- WHAT TO WORK ON: Below are records. Find each line in them that holds the word "Service" and copy it.

- RECORD EXCERPTS:
^^^^^^^^
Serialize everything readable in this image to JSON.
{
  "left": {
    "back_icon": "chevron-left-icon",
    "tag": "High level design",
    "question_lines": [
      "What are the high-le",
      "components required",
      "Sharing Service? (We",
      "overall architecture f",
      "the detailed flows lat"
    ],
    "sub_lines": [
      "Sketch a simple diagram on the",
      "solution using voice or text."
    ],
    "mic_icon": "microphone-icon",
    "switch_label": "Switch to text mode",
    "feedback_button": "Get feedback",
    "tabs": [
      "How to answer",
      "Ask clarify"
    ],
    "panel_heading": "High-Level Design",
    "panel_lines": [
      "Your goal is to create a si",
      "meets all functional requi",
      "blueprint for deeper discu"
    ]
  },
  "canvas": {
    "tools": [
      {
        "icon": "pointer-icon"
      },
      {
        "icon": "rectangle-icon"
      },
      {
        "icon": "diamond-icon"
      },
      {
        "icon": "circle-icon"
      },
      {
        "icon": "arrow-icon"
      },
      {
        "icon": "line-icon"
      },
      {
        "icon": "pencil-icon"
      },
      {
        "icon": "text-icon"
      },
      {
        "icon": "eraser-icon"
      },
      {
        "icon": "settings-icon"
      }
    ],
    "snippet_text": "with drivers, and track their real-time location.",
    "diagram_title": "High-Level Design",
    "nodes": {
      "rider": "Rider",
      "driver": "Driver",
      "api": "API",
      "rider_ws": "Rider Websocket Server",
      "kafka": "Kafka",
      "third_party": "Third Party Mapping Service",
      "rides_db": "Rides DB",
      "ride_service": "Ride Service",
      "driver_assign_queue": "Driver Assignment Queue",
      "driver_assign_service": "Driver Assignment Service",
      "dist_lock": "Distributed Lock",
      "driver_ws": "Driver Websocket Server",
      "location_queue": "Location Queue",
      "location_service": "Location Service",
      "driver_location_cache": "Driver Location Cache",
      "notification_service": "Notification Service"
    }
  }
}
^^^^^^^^
- RESULT OF THE EXERCISE:
      "Sharing Service? (We",
      "third_party": "Third Party Mapping Service",
      "ride_service": "Ride Service",
      "driver_assign_service": "Driver Assignment Service",
      "location_service": "Location Service",
      "notification_service": "Notification Service"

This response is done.